## EXERCISE BRIEF
Where a line below holds the string "this", that line goes into the answer.

## AVAILABLE DATA
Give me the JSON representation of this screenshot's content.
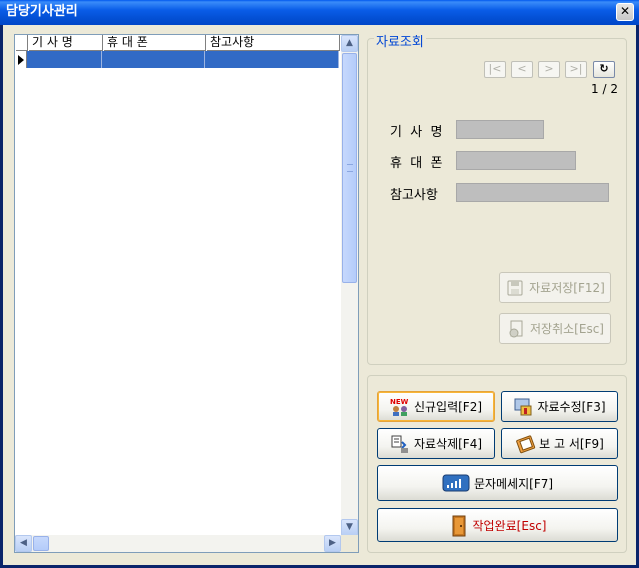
{
  "window": {
    "title": "담당기사관리",
    "close_glyph": "✕"
  },
  "grid": {
    "columns": [
      "기 사 명",
      "휴 대 폰",
      "참고사항"
    ],
    "rows": [
      {
        "name": "",
        "phone": "",
        "note": ""
      }
    ]
  },
  "detail": {
    "group_title": "자료조회",
    "pager": "1 / 2",
    "nav": {
      "first": "|<",
      "prev": "<",
      "next": ">",
      "last": ">|",
      "refresh": "↻"
    },
    "labels": {
      "name": "기  사  명",
      "phone": "휴  대  폰",
      "note": "참고사항"
    },
    "values": {
      "name": "",
      "phone": "",
      "note": ""
    },
    "save_label": "자료저장[F12]",
    "cancel_label": "저장취소[Esc]"
  },
  "actions": {
    "new_label": "신규입력[F2]",
    "new_badge": "NEW",
    "edit_label": "자료수정[F3]",
    "delete_label": "자료삭제[F4]",
    "report_label": "보 고 서[F9]",
    "sms_label": "문자메세지[F7]",
    "done_label": "작업완료[Esc]"
  },
  "colors": {
    "selection": "#316AC5",
    "title_bar": "#0A5DE8",
    "group_title": "#0046D5",
    "done_text": "#C00000"
  }
}
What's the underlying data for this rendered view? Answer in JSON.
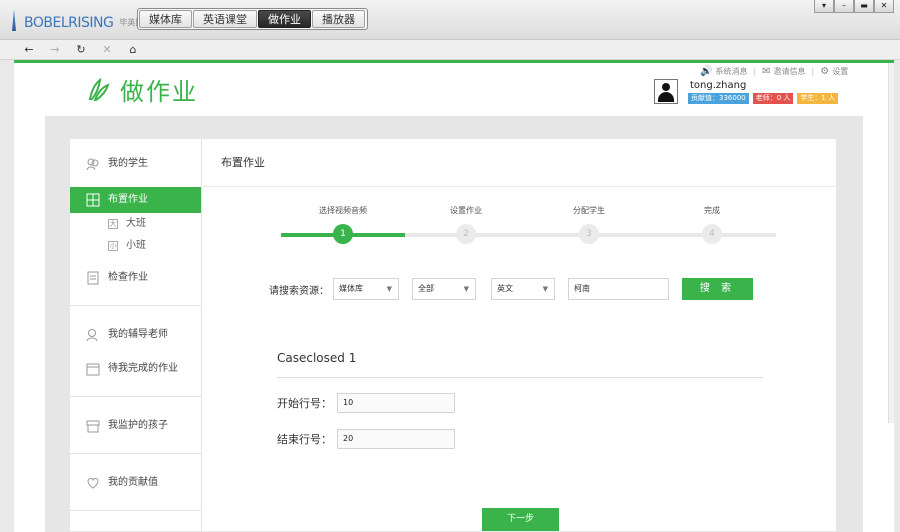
{
  "app": {
    "logo_text": "BOBELRISING",
    "logo_sub": "毕英团副",
    "logo_sub2": "英格"
  },
  "nav": {
    "tabs": [
      {
        "label": "媒体库"
      },
      {
        "label": "英语课堂"
      },
      {
        "label": "做作业",
        "active": true
      },
      {
        "label": "播放器"
      }
    ]
  },
  "window_controls": [
    "▾",
    "–",
    "▬",
    "✕"
  ],
  "toolbar_icons": [
    "back-arrow-icon",
    "forward-arrow-icon",
    "refresh-icon",
    "stop-icon",
    "home-icon"
  ],
  "header": {
    "title": "做作业",
    "links": {
      "messages": "系统消息",
      "invites": "邀请信息",
      "settings": "设置"
    },
    "user": {
      "name": "tong.zhang",
      "contribution": "贡献值：336000",
      "teachers": "老师：0 人",
      "students": "学生：1 人"
    }
  },
  "sidebar": {
    "my_students": "我的学生",
    "assign": "布置作业",
    "class_big": "大班",
    "class_small": "小班",
    "check": "检查作业",
    "my_tutors": "我的辅导老师",
    "pending": "待我完成的作业",
    "children": "我监护的孩子",
    "contribution": "我的贡献值",
    "colors": {
      "active": "#3ab34a"
    }
  },
  "main": {
    "title": "布置作业",
    "steps": [
      {
        "label": "选择视频音频",
        "num": "1"
      },
      {
        "label": "设置作业",
        "num": "2"
      },
      {
        "label": "分配学生",
        "num": "3"
      },
      {
        "label": "完成",
        "num": "4"
      }
    ],
    "current_step": 1,
    "search": {
      "label": "请搜索资源：",
      "library": "媒体库",
      "category": "全部",
      "language": "英文",
      "keyword": "柯南",
      "button": "搜 索"
    },
    "result_title": "Caseclosed 1",
    "start_label": "开始行号：",
    "start_value": "10",
    "end_label": "结束行号：",
    "end_value": "20",
    "next_button": "下一步"
  }
}
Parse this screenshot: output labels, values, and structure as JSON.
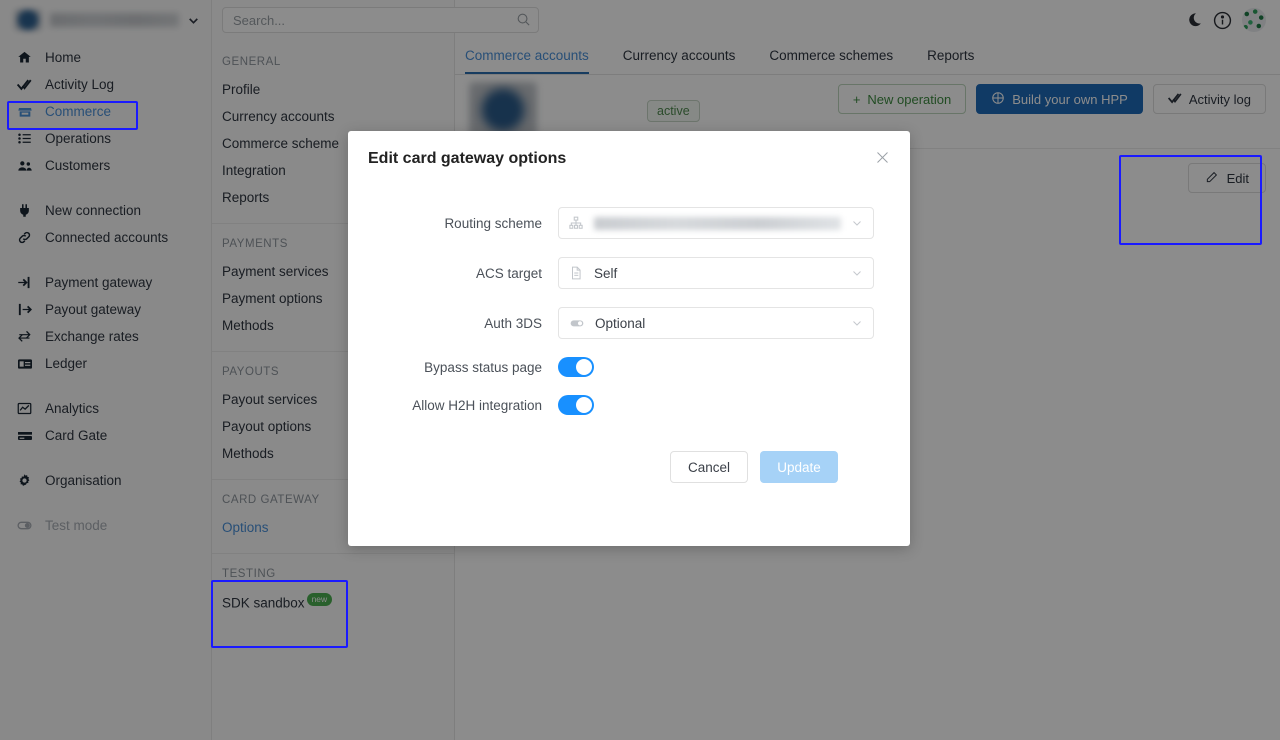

## EXERCISE ANSWER
Give me the JSON representation of this screenshot's content.
What's the underlying data for this rendered view? Answer in JSON.
Parse this screenshot: output labels, values, and structure as JSON.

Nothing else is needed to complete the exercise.